  3. Anonymous says:

    I disagree about saving water, especially in areas of the country that experience droughts, are in desert climates like Arizona, New Mexico, Southern California and for those who are relying on a well for all of their water. Personally I believe that the Federal Government should mandate that all new washers sold only be front loading since they require significantly less water than top loading dryers per year. Also, the amount of water that you use to flush a toilet is significant if you’re using a 5 gallon toilet rather than the 1.6 gallon toilet.

  4. you do realize that with the new washers you have to buy energy efficient soap and the cleaner for the washer or they dont work as well so you need to figure in that cost as well our monthly electric didnt change but our grocery bill went up about twenty dollars and diane i lived in the pacific northwest and spent more on electric and gas there than i do in the southwest so i understand what you mean by differnt places being different prices it all depends on there green uses we use solor here

  5. you do realize that with the new washers you have to buy energy efficient soap and the cleaner for the washer or they dont work as well so you need to figure in that cost as well our monthly electric didnt change but our grocery bill went up about twenty dollars and diane i lived in the pacific northwest and spent more on electric and gas there than i do in the southwest so i understand what you mean by differnt places being different prices it all depends on there green uses we use solor here

  6. Jennfier says:
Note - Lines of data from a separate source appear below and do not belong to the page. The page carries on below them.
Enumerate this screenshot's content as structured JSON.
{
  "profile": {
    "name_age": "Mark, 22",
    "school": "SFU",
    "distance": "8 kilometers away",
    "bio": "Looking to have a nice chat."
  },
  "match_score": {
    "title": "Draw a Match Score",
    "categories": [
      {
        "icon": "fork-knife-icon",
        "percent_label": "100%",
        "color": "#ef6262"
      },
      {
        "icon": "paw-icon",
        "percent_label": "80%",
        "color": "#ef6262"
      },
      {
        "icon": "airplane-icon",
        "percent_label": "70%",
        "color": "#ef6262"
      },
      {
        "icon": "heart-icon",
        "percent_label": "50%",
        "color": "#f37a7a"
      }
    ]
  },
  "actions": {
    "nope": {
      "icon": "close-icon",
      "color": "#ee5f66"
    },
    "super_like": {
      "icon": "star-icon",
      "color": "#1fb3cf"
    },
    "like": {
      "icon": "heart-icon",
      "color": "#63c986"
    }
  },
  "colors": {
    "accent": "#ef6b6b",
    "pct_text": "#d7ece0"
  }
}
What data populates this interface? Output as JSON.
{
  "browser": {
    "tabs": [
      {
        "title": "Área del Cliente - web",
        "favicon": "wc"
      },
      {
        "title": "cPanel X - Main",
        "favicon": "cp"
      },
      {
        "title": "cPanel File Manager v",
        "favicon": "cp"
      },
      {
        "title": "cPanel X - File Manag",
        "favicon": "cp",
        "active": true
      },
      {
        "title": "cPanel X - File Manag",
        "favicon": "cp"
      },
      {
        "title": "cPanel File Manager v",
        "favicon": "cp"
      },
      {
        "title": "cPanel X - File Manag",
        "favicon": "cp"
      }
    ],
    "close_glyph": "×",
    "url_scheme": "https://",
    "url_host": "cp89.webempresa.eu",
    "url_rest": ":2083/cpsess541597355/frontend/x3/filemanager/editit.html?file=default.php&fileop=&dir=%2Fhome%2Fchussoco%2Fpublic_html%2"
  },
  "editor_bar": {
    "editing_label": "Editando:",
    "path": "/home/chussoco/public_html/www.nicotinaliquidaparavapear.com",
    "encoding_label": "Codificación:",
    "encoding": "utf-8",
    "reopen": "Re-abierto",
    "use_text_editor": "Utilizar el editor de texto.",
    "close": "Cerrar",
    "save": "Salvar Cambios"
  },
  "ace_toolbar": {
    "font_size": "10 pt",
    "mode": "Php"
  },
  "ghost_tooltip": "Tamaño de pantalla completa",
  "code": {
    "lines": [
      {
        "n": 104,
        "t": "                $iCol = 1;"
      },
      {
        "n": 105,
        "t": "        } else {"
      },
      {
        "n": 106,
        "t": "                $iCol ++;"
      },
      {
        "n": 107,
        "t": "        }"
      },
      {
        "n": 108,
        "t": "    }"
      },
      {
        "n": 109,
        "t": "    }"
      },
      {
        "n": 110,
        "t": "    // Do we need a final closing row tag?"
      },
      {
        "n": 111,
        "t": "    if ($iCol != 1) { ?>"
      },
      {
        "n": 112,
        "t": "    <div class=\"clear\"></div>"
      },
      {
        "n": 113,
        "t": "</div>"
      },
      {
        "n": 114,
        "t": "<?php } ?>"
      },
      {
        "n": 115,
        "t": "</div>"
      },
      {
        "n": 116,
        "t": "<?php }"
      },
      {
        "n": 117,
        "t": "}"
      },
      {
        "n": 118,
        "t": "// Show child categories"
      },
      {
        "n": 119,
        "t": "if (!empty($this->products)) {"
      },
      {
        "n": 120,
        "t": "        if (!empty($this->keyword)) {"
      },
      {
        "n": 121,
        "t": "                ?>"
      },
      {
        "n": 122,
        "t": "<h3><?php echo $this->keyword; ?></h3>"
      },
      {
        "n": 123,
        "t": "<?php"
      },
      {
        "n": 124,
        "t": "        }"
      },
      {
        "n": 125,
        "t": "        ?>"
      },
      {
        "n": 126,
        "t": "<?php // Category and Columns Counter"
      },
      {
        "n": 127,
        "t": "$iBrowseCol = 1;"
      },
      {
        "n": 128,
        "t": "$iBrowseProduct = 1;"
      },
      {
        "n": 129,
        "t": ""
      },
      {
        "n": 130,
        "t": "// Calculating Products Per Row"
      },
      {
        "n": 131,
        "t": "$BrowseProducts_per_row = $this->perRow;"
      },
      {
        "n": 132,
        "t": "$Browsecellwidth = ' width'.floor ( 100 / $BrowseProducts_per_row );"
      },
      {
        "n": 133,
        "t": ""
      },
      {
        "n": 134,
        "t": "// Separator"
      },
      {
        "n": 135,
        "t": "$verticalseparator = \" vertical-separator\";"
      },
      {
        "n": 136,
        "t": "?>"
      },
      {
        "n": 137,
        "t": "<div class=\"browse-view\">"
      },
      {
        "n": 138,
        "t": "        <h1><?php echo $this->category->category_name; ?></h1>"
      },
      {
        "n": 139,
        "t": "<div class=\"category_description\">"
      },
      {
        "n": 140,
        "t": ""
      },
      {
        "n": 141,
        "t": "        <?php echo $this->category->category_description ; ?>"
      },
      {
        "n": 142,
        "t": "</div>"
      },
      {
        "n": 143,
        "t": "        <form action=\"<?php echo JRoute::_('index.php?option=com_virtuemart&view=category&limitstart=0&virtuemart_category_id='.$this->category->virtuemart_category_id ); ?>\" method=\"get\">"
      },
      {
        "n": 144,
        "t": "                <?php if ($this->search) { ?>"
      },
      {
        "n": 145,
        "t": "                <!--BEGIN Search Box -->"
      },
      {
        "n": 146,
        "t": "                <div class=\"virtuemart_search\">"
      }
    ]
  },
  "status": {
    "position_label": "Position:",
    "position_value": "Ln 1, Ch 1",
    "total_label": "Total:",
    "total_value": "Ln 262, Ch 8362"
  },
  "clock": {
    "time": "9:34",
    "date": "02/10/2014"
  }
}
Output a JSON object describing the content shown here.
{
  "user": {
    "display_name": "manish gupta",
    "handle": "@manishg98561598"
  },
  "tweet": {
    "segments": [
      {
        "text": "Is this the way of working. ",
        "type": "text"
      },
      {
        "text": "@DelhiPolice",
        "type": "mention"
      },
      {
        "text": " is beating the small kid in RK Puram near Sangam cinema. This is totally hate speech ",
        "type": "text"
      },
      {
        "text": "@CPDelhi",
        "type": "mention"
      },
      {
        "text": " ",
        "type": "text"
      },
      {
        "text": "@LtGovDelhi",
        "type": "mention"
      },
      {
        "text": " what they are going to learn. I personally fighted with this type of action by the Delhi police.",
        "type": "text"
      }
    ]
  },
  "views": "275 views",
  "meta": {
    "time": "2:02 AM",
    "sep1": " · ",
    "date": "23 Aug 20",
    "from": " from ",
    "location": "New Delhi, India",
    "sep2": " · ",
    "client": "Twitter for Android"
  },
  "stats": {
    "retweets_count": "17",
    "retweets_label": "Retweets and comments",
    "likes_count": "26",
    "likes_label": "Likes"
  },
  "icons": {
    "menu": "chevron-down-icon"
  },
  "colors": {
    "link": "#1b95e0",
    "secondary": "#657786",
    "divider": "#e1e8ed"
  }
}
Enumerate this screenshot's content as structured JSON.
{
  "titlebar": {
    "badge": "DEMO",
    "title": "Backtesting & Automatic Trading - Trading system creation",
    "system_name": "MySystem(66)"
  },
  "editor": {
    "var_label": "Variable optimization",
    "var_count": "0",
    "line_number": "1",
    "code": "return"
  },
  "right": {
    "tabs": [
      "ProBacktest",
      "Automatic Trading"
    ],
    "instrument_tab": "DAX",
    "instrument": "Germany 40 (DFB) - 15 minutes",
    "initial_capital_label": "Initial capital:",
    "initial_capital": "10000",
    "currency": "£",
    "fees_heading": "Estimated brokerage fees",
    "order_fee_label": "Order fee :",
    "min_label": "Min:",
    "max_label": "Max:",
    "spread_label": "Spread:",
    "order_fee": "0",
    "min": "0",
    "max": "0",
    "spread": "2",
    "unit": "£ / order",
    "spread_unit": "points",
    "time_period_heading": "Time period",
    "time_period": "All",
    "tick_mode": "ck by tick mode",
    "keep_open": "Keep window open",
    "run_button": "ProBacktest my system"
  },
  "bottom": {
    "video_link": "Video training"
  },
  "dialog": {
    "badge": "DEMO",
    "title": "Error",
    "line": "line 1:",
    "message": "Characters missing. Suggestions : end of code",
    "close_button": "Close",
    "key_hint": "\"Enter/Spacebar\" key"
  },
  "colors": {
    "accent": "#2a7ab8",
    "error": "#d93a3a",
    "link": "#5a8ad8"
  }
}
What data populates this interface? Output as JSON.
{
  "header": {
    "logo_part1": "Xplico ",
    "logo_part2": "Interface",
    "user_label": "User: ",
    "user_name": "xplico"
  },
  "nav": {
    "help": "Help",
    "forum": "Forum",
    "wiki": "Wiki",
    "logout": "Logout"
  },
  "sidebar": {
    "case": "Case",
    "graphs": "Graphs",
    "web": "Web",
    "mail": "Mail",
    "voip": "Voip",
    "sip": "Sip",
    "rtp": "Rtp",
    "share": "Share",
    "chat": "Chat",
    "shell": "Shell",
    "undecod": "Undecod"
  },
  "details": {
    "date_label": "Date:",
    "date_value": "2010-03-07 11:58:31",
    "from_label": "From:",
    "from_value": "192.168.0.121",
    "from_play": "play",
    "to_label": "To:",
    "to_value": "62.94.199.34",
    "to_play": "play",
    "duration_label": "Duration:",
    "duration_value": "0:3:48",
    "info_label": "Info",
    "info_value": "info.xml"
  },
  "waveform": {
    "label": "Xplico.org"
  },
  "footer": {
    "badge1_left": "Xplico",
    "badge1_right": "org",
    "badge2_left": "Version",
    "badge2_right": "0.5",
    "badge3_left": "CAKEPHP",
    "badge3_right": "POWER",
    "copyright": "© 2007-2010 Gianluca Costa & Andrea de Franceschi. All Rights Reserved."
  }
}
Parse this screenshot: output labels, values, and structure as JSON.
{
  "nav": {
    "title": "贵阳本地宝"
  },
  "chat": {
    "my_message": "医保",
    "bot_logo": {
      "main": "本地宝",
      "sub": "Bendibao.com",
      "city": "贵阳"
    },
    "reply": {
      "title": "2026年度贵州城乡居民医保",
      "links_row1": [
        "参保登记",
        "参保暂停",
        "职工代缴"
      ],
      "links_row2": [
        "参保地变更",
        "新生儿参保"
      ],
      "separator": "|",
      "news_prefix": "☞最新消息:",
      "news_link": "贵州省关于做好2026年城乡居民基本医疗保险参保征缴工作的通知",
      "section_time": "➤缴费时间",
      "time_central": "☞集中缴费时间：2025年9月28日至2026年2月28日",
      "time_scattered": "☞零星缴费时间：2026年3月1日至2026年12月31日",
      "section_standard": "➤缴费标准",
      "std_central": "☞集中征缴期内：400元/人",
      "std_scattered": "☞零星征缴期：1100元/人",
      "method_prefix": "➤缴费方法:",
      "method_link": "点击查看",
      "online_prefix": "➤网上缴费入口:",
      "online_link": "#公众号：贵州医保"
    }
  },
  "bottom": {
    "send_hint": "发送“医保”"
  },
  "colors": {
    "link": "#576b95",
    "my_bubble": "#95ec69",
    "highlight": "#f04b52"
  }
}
    I bought a whirpool set when they first came out with the basic HE models (I got the last of the floor models with a deep discount, free pedestals, and a free 3 year warrenty (which we used twice for crud getting caught inside it from our roommates for awhile) No interest (of course) and paid for it in less than 14months with less than $90 a month. Now, I think 4 years later, they still work great, and barely make a difference in our water and electricity bill. When we bought them, we had no washer and dryer. I’ve found the best way (if the type of clothes allows) is to wash with a high setting on the spin to get the most water out, and then put two loads together to dry (except for towels). “Super” sized is certainly nice. We do 4 loads a week for a family of 3 (sometimes 3 if I can skip whites) and dry 2-3 loads. Oh, and how do I know it barley moves the bills? We had FIL and GGIL stay with us for about 3 months and doubled our laundry. Maybe an increase of $5 each month. Nice.

  7. Chad says:

    what about an a/c unit? we need to replace ours and that is the quistion. thanks!

  8. Diane Hayes says:

    I just wanted to add that in certain regions of the U.S., electric power is actually cheaper than gas, particularly in the Pacific Northwest were we use a lot of hydro power. I don’t know anyone around here who has a gas dryer.

  9. Diane Hayes says:

    I just wanted to add that in certain regions of the U.S., electric power is actually cheaper than gas, particularly in the Pacific Northwest were we use a lot of hydro power. I don’t know anyone around here who has a gas dryer.

    • Anonymous says:

      Electric dryers don’t last as long as gas ones do. It’s not just the energy cost but the lifespan of an electric dryer is much shorter.

  10. Thank you for the information. Do you know which models are the most reliable? I bought a washer and dryer awhile back that were known and advertised as being almost maintenance free ( service guy doesn’t have much to do) I have now replaced the washer. My budget is limited like most of us and I want whatever I purchase to be dependable.

    • Speaking from experience, we have had a Roper washing machine for around 7 years now. It was low cost and actually recommended to us when our more expensive high efficency washer died on us and would cost us more in parts to fix than replace. It may not look pretty like the others but it works great. Last I knew Roper was known for being exactly what you are looking for.